PM, Kammenos in pivotal meeting
With the future of the coalition hanging in the balance over the Prespes name deal, Friday's meeting between Prime Minister Alexis Tsipras and his partner Panos Kammenos is expected to be pivotal.
Sources from junior coalition party, Independent Greek (ANEL), said Thursday that regardless of the outcome of the meeting, Kammenos will not resign on Friday but early next week.
However that was before Kammenos declared, during a parliamentary committee session on Friday, that "I am not an outgoing minister."
Party sources also told Kathimerini on Thursday that Kammenos may set some conditions to Tsipras in order to ensure that their imminent divorce will be amicable. Specifically, he may ask that all ANEL ministers are removed from the government and that no party officials run on SYRIZA’s election ballot.
As a goodwill gesture in exchange, Kammenos is reportedly considering to allow ANEL lawmakers to vote – in the event of a confidence motion – according to their conscience, as opposed to the ballot on the agreement with the Former Yugoslav Republic of Macedonia (FYROM), where he expects them to follow the party line.
Kammenos, who is also defense minister, suggested Thursday that he was already on the way out during a meeting with the leadership of the armed forces. Asked if he will leave the ministry and the government, Kammenos reportedly said “I will do what is right.” According to reports, he bid farewell to the military leaders at the end of the meeting.
However, he appeared to retract that claim on Friday, claiming that "I am not an outgoing minister" when opposition New Democracy MPs refused to discuss defense issues issues with him, citing his comments on Thursday to armed forces chiefs.
"I am not an outgoing minister nor am I about to resign," Kammenos retorted as ND MPs were leaving the session. " I have neither submitted my resignation, nor can ND prejudge the outcome in Skopje," Kammenos said, referring to a vote on the Prespes deal which is expected to happen in the capital of the Former Yugoslav Republic of Macedonia in due course.

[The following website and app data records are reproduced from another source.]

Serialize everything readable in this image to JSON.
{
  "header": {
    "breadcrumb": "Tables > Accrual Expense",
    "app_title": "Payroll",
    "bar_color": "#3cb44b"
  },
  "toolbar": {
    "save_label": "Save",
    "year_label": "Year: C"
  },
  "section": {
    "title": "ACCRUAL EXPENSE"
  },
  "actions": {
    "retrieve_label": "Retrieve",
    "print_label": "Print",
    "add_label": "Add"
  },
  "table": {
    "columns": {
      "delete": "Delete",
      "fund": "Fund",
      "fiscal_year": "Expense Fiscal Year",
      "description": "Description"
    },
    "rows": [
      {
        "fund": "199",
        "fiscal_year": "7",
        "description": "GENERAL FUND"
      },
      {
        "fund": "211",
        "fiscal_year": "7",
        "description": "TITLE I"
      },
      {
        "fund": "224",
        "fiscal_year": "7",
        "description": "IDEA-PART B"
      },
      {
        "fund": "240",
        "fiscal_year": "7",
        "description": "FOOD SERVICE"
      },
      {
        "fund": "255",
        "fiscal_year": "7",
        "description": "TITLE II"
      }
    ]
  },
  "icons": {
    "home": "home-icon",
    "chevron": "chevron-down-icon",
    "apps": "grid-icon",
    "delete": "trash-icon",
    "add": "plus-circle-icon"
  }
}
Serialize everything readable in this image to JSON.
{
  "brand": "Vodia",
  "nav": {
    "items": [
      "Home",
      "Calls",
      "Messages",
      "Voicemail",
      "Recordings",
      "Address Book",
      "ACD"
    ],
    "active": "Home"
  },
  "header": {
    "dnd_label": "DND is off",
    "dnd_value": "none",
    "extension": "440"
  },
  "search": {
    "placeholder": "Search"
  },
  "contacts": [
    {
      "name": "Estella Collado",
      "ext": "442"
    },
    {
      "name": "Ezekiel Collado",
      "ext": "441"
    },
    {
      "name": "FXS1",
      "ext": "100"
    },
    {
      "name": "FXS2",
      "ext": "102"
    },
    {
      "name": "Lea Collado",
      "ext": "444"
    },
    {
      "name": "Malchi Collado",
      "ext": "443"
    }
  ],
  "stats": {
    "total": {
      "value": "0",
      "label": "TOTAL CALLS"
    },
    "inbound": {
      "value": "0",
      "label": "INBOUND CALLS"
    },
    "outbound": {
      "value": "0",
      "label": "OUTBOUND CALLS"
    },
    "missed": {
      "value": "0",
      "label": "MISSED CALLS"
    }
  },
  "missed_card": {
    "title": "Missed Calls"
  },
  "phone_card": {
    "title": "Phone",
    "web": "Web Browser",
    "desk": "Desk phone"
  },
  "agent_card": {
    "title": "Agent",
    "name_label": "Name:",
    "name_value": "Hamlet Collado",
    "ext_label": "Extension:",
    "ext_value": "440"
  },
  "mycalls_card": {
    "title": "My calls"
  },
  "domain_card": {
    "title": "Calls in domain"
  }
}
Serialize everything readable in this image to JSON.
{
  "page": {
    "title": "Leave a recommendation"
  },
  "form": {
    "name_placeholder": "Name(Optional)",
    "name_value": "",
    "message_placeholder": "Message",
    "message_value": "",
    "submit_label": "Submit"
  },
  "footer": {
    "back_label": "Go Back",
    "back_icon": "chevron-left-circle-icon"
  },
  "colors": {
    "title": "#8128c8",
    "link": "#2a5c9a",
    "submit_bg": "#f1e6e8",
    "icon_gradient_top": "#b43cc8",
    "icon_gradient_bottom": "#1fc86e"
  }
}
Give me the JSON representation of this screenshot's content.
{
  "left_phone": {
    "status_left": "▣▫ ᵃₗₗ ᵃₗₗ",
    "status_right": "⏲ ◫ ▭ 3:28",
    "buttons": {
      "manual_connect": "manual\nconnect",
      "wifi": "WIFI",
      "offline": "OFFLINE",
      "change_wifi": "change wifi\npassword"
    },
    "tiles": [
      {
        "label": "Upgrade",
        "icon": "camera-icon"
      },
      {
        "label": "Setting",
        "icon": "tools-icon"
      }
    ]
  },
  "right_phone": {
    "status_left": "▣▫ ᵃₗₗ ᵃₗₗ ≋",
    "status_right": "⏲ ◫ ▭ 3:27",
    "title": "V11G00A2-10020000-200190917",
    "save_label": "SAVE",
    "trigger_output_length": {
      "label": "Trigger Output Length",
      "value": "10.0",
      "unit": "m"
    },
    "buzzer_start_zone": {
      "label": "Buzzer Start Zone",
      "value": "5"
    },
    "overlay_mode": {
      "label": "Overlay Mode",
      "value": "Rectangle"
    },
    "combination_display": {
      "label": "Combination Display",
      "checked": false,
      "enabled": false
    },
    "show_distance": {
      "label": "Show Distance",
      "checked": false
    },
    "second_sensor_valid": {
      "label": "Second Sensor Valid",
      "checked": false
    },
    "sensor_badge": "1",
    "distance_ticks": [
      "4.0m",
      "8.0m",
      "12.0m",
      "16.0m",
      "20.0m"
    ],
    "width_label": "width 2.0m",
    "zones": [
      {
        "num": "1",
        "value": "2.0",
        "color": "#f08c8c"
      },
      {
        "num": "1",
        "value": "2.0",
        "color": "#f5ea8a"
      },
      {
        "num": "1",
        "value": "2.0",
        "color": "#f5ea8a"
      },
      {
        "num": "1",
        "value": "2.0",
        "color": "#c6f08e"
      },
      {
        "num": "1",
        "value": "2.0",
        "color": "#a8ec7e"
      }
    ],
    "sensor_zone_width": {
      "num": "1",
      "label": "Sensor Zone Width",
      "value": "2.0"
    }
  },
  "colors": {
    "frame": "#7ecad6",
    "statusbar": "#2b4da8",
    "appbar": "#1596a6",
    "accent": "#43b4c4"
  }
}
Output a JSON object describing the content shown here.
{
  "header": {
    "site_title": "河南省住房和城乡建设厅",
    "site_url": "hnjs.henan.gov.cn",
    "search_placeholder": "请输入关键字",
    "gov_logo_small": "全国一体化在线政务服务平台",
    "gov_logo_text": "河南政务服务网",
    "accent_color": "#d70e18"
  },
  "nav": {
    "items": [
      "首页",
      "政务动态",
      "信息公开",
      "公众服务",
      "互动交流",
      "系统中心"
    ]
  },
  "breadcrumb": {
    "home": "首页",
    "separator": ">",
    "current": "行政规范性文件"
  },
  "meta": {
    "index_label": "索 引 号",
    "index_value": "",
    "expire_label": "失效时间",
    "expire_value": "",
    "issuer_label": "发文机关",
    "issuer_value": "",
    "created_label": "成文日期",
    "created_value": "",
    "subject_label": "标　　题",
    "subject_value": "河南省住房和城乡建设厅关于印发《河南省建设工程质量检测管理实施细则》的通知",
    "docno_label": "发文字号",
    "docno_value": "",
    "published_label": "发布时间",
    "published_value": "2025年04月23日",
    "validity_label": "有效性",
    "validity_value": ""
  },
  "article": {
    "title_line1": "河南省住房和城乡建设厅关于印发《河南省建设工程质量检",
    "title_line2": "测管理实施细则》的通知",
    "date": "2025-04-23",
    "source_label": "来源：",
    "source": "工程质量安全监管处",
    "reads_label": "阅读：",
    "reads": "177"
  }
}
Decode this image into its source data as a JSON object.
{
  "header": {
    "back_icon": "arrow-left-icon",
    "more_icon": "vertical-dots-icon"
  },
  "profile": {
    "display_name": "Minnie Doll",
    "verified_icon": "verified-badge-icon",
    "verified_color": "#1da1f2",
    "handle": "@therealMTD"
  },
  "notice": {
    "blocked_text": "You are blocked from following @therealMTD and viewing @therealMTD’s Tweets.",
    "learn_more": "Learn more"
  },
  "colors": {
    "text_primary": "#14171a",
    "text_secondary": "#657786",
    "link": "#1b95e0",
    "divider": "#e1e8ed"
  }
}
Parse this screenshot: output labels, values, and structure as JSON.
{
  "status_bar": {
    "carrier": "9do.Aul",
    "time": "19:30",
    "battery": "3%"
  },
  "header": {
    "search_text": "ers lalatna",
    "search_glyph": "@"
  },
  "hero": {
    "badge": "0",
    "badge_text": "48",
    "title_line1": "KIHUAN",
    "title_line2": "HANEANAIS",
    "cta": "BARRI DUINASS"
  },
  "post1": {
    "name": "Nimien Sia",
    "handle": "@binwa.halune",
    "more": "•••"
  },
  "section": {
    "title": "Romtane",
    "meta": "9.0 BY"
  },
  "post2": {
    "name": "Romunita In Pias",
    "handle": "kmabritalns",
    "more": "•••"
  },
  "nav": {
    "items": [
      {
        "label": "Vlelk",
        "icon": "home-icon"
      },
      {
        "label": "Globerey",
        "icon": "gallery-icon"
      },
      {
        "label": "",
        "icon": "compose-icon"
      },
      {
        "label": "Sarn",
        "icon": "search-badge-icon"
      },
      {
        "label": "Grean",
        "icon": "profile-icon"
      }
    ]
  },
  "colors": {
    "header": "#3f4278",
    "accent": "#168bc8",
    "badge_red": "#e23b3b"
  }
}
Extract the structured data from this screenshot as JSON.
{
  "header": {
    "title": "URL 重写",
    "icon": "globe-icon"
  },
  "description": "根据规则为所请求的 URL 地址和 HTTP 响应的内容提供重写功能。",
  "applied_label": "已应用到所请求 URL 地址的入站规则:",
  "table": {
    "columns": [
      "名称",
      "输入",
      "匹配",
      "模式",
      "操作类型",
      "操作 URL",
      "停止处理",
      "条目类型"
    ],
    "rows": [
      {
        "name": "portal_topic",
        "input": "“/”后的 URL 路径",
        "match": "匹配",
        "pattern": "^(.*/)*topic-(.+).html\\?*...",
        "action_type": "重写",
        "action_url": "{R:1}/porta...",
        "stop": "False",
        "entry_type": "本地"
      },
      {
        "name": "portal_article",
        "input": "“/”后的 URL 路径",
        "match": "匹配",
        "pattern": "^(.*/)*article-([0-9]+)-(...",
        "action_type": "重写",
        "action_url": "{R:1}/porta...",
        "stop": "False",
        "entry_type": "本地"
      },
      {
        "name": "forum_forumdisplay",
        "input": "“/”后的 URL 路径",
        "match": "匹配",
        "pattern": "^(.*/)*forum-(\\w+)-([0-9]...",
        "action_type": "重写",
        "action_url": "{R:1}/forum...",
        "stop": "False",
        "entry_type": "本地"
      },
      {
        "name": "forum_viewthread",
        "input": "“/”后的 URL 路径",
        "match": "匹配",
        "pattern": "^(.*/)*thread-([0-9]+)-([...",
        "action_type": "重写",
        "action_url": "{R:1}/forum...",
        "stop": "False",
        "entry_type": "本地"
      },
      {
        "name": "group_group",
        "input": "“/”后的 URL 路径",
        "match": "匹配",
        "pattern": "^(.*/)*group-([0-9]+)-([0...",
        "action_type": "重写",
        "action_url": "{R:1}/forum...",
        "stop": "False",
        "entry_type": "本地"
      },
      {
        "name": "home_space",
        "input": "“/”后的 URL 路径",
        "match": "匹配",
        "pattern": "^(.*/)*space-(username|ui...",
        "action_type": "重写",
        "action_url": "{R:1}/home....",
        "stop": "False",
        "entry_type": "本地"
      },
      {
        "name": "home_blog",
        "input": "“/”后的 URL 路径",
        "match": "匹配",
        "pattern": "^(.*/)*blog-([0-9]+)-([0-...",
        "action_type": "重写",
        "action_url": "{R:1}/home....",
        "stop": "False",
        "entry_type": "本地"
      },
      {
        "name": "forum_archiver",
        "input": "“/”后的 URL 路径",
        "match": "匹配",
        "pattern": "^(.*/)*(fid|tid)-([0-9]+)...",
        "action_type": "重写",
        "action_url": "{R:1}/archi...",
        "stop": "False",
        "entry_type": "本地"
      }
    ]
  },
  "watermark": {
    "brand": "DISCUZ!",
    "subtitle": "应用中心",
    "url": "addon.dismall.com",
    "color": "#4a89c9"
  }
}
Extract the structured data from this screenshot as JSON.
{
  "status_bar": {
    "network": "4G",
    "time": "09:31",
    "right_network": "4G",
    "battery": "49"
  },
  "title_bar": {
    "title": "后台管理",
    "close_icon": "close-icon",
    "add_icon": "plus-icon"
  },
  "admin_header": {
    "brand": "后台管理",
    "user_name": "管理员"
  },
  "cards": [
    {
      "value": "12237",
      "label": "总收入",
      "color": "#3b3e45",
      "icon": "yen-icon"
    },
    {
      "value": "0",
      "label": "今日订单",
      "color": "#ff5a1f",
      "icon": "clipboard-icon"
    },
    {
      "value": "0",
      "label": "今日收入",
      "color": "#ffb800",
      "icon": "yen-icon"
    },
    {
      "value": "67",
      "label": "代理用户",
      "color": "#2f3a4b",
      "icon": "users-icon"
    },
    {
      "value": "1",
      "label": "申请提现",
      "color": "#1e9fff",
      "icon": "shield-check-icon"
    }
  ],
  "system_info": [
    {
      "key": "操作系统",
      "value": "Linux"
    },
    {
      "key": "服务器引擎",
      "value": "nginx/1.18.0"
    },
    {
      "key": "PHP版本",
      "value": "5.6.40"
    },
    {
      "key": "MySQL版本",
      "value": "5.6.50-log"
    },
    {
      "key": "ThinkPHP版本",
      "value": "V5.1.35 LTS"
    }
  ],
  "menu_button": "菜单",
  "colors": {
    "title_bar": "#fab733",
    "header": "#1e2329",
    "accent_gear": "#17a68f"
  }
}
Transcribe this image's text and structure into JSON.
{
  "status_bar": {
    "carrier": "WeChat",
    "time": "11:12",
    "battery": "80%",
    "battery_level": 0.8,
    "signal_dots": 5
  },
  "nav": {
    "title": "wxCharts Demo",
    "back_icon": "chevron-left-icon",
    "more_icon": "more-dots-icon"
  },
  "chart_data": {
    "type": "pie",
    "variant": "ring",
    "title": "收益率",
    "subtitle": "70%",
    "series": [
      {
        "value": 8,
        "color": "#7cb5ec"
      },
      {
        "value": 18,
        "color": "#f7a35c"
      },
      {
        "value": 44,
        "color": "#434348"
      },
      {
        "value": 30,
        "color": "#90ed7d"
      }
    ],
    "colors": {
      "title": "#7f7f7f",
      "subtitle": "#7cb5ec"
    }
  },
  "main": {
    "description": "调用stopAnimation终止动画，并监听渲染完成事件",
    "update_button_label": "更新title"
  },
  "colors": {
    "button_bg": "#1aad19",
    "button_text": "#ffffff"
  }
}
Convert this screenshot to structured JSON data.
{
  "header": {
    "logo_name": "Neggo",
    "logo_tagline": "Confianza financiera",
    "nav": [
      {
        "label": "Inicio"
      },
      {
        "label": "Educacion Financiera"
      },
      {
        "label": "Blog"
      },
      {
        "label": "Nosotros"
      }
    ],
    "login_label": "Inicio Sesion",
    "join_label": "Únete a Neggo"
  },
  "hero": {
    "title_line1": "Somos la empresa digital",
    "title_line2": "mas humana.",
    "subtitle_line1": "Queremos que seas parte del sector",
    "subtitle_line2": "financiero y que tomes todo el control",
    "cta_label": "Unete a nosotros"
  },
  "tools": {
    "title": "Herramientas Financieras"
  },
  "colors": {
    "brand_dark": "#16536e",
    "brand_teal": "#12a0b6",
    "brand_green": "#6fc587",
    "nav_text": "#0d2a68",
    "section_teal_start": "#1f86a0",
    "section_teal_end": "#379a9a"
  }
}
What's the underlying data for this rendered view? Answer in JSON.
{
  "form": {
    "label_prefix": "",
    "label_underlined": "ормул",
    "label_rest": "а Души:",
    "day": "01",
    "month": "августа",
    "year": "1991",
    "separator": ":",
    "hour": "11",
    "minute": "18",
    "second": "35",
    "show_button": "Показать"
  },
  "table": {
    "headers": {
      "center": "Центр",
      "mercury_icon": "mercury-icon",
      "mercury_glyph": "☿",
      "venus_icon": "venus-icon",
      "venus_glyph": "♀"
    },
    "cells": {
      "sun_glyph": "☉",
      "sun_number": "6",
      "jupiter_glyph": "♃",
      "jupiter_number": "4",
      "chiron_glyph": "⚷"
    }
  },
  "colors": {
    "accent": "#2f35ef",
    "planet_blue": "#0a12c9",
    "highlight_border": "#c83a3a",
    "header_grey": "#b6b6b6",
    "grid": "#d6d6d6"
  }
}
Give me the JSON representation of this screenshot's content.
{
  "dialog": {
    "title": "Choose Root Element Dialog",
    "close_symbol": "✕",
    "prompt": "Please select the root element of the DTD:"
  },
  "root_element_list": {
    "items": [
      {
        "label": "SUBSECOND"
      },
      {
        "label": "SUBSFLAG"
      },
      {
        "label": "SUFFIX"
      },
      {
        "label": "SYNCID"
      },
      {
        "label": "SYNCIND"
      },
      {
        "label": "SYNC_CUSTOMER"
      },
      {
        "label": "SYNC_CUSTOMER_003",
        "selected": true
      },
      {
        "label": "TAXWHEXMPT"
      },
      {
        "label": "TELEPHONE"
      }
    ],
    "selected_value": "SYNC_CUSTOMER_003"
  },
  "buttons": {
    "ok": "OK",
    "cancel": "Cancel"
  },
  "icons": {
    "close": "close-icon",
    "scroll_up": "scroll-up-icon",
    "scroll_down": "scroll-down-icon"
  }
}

On Thursday, lawmakers in Skopje adjourned the debate to ratify the name deal, which needs a two-thirds majority in the Balkan nation’s parliament.
Parliament was to resume discussion on Friday.